What should I watch out for in the “competitive books” clause?

Q. Is there anything I have to be particularly careful about in the “competitive books” clause?

A. Yes. Lots.

The most important is to make sure that the prohibition on competitive works applies only to competitive books. Otherwise, your publisher might be able to prohibit you from publishing certain magazine articles and very likely could prohibit you from licensing an “app” on the same subject to app publishers.

But the following points are important too.

  1. Narrow the section’s scope as much as possible by carefully defining what kind of book would be competitive, e.g., “a book on the same subject directed to the same audience and treated in the same manner and depth.”
  2. If the book is fiction, try to get the clause deleted altogether. Many publishers will insist on it only for nonfiction books.
  3. Add a sentence saying that books featuring the same character (in the case of fiction) and sequels are not competitive.
  4. Add a sentence saying that the prohibition will not apply to books offered to the publisher under the contract’s option clause and declined by the publisher.
  5. Try to have the section apply only for a limited number of years, e.g. three or four. This is often a way to bridge disagreements between you and the publisher about other aspects of the clause, and more publishers will agree to this limitation than one would expect.
  6. Especially if you are unable to limit the time period during which the section applies, provide that it applies only when a specified number of books have been sold within the most recent two six-month royalty reporting periods. Or only when the amount of money you received in royalties during those periods exceeds a specified amount. These numbers, whether of books sold or royalties received, should be significantly higher than those used for out-of-print determinations. There is no good reason for a publisher to insist that the low numbers in a typical contract’s out-of-print clause should prevent you from publishing another book on the same subject that could reach new readers and earn you significantly more money than you’re getting under the existing contract. The same point — setting more stringent sales criteria — should also apply to your right to license an app on the same subject as the book if the publisher refuses to limit the section’s scope to books.
  7. If you publish under more than one name, specify that only books published under the name on the book under contract are covered by the section.
  8. Provide that if the right to publish print-on-paper books reverts to you while the publisher retains e-book rights (or vice-versa), then copies published in the reverted medium will not be considered competitive under the non-compete section. This situation could occur if your contract has (as it should) separate out-of-print provisions for your e-book and print-on-paper editions. One way to phrase this point contractually might be to say “This Section [insert section number] does not apply to the exercise of any rights granted in this Agreement which revert to the Author in accordance with the provisions of this Agreement.”

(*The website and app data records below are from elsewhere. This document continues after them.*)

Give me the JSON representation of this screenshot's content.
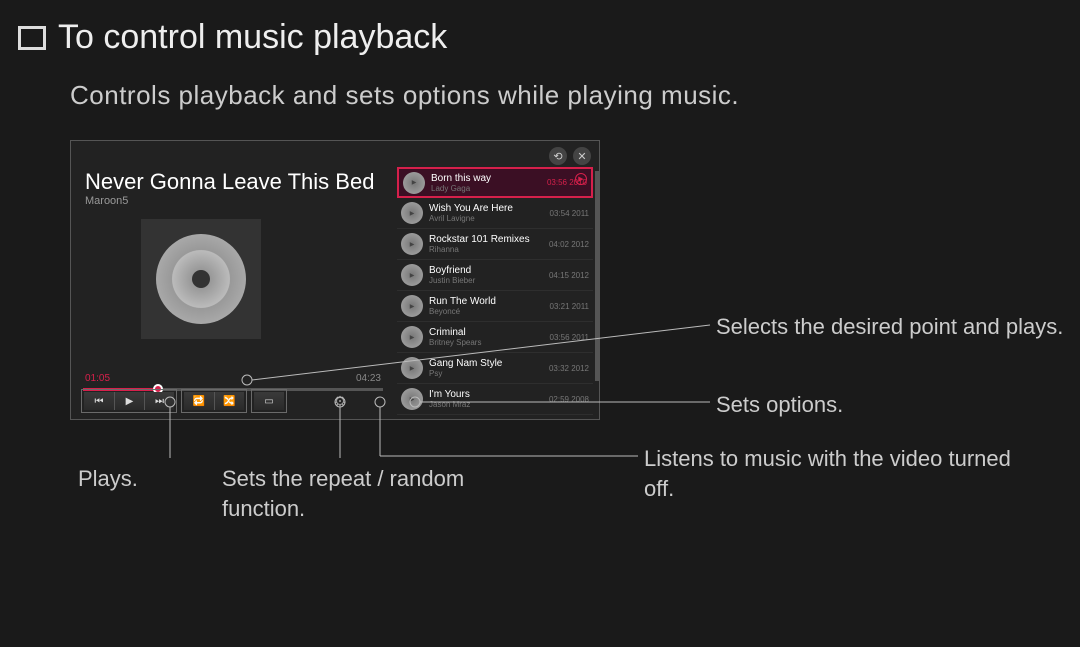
{
  "title": "To control music playback",
  "subtitle": "Controls playback and sets options while playing music.",
  "now_playing": {
    "title": "Never Gonna Leave This Bed",
    "artist": "Maroon5",
    "current_time": "01:05",
    "total_time": "04:23"
  },
  "playlist": [
    {
      "title": "Born this way",
      "artist": "Lady Gaga",
      "duration": "03:56",
      "year": "2010",
      "selected": true
    },
    {
      "title": "Wish You Are Here",
      "artist": "Avril Lavigne",
      "duration": "03:54",
      "year": "2011",
      "selected": false
    },
    {
      "title": "Rockstar 101 Remixes",
      "artist": "Rihanna",
      "duration": "04:02",
      "year": "2012",
      "selected": false
    },
    {
      "title": "Boyfriend",
      "artist": "Justin Bieber",
      "duration": "04:15",
      "year": "2012",
      "selected": false
    },
    {
      "title": "Run The World",
      "artist": "Beyoncé",
      "duration": "03:21",
      "year": "2011",
      "selected": false
    },
    {
      "title": "Criminal",
      "artist": "Britney Spears",
      "duration": "03:56",
      "year": "2011",
      "selected": false
    },
    {
      "title": "Gang Nam Style",
      "artist": "Psy",
      "duration": "03:32",
      "year": "2012",
      "selected": false
    },
    {
      "title": "I'm Yours",
      "artist": "Jason Mraz",
      "duration": "02:59",
      "year": "2008",
      "selected": false
    }
  ],
  "callouts": {
    "select_point": "Selects the desired point and plays.",
    "sets_options": "Sets options.",
    "video_off": "Listens to music with the video turned off.",
    "plays": "Plays.",
    "repeat_random": "Sets the repeat / random function."
  },
  "icons": {
    "back": "⟲",
    "close": "✕",
    "prev": "⏮",
    "play": "▶",
    "next": "⏭",
    "repeat": "🔁",
    "shuffle": "🔀",
    "display_off": "▭",
    "options": "⚙"
  }
}
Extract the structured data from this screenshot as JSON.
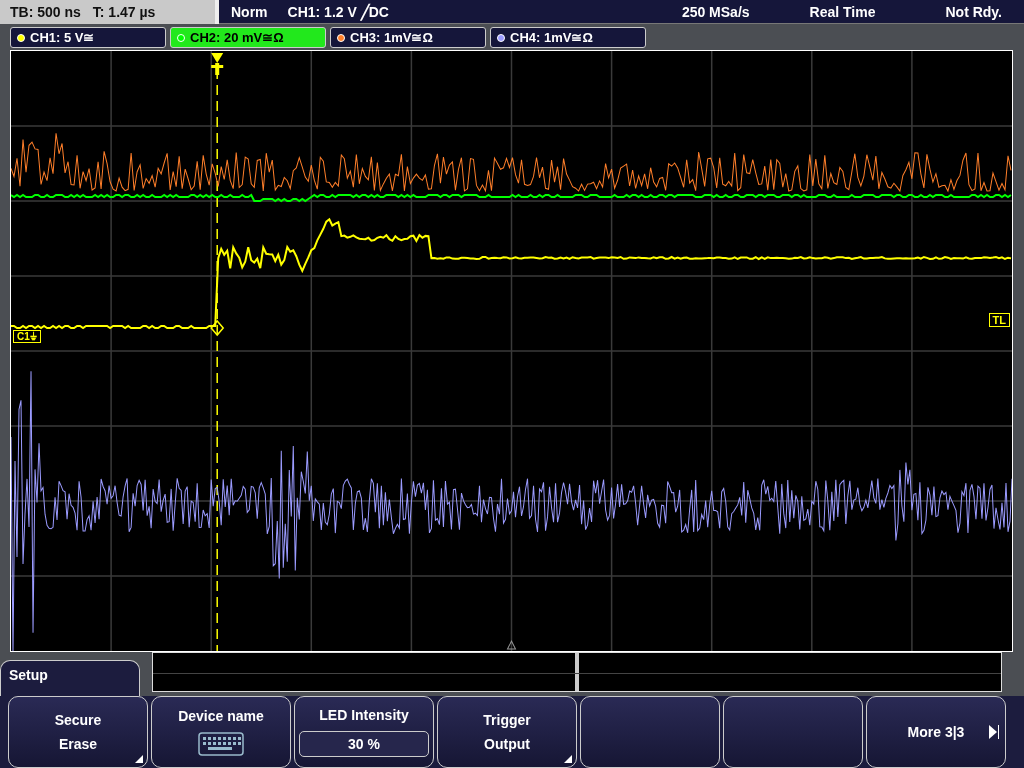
{
  "status_bar": {
    "timebase": "TB: 500 ns",
    "trigger_time": "T: 1.47 µs",
    "mode": "Norm",
    "trigger": "CH1: 1.2 V ╱DC",
    "sample_rate": "250 MSa/s",
    "acquisition": "Real Time",
    "state": "Not Rdy."
  },
  "channels": [
    {
      "label": "CH1: 5 V≅",
      "color": "#ffff00",
      "selected": false
    },
    {
      "label": "CH2: 20 mV≅Ω",
      "color": "#00ff00",
      "selected": true
    },
    {
      "label": "CH3: 1mV≅Ω",
      "color": "#ff7f2a",
      "selected": false
    },
    {
      "label": "CH4: 1mV≅Ω",
      "color": "#9b9bff",
      "selected": false
    }
  ],
  "markers": {
    "channel_label": "C1⏚",
    "trigger_level": "TL"
  },
  "menu": {
    "title": "Setup",
    "softkeys": [
      {
        "kind": "submenu",
        "lines": [
          "Secure",
          "Erase"
        ]
      },
      {
        "kind": "keyboard",
        "lines": [
          "Device name"
        ]
      },
      {
        "kind": "value",
        "lines": [
          "LED Intensity"
        ],
        "value": "30 %"
      },
      {
        "kind": "submenu",
        "lines": [
          "Trigger",
          "Output"
        ]
      },
      {
        "kind": "empty"
      },
      {
        "kind": "empty"
      },
      {
        "kind": "more",
        "lines": [
          "More 3|3"
        ]
      }
    ]
  }
}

(Originally published in the Fall 2011/Winter 2012 issue of the Authors Guild Bulletin. © Mark L. Levine)

Answers to questions on this site are general in nature only. You should consult a lawyer for information about a particular situation. For more information about book publishing contracts and issues, see Levine’s book.

What are “derivative rights”? Should I grant them to my publisher?

Q. My publisher just sent me its new contract for my next book. Among the rights I’m being asked to grant are “derivative rights” in my book. The term is not defined in the contract but my editor tells me that it is defined in the copyright law. Is that okay?

A. Definitions are a crucial part of contracts and can be negotiated like everything else. If “derivative rights” are included in the grant of rights, the term should certainly be defined. Unfortunately, the most accurate lay definition I can suggest, and one which is consistent with the copyright law, is “everything under the sun.”

I don’t recommend that any author include “derivative rights” — with or without a proper definition — in the grant of rights section, subsidiary rights section or anywhere else in a contract. It’s as bad as saying you’re granting “all rights” in your work to the publisher. That’s what Murray Burnett and Joan Alison, the authors of the unpublished play Everybody Comes to Rick’s, did in 1942 and, as a result, they were never able to write a sequel or any other work containing the characters that Humphrey Bogart, Ingrid Bergman and Paul Henreid portrayed in Casablanca (as it was retitled). If your publisher wants certain rights (derivative or not), it should specify what each one is, and provide clear definitions. You can then decide which rights to grant and, for those you do, what the appropriate royalties (if the publisher exercises the specified right directly) and subsidiary rights splits (if it intends to license them) should be. You can also decide whether you should have any approval rights for the new work and what the appropriate reversion period should be if the publisher doesn’t exercise them within an agreed-upon time.

Movie rights, dramatizations and translations are traditional examples of derivative rights and are even listed as examples in the term’s definition in the copyright law, viz. “a work based upon one or more preexisting works, such as a … dramatization, fictionalization, motion picture version … or any other form in which a work may be recast, transformed, or adapted.” The definition is broad enough to cover interactive video games, mobile phone “apps” and a host of other derivative works, including ones yet to be invented or even thought of. Just as parents shouldn’t send their children to camp without knowing what activities the camp provides, authors should not license their works without knowing what will happen to them when the rights leave their control.

(Originally published in the Summer 2010 issue of the Authors Guild Bulletin. © Mark L. Levine)

Answers to questions on this site are general in nature only. You should consult a lawyer for information about a particular situation. For more information about book publishing contracts and issues, see Levine’s book.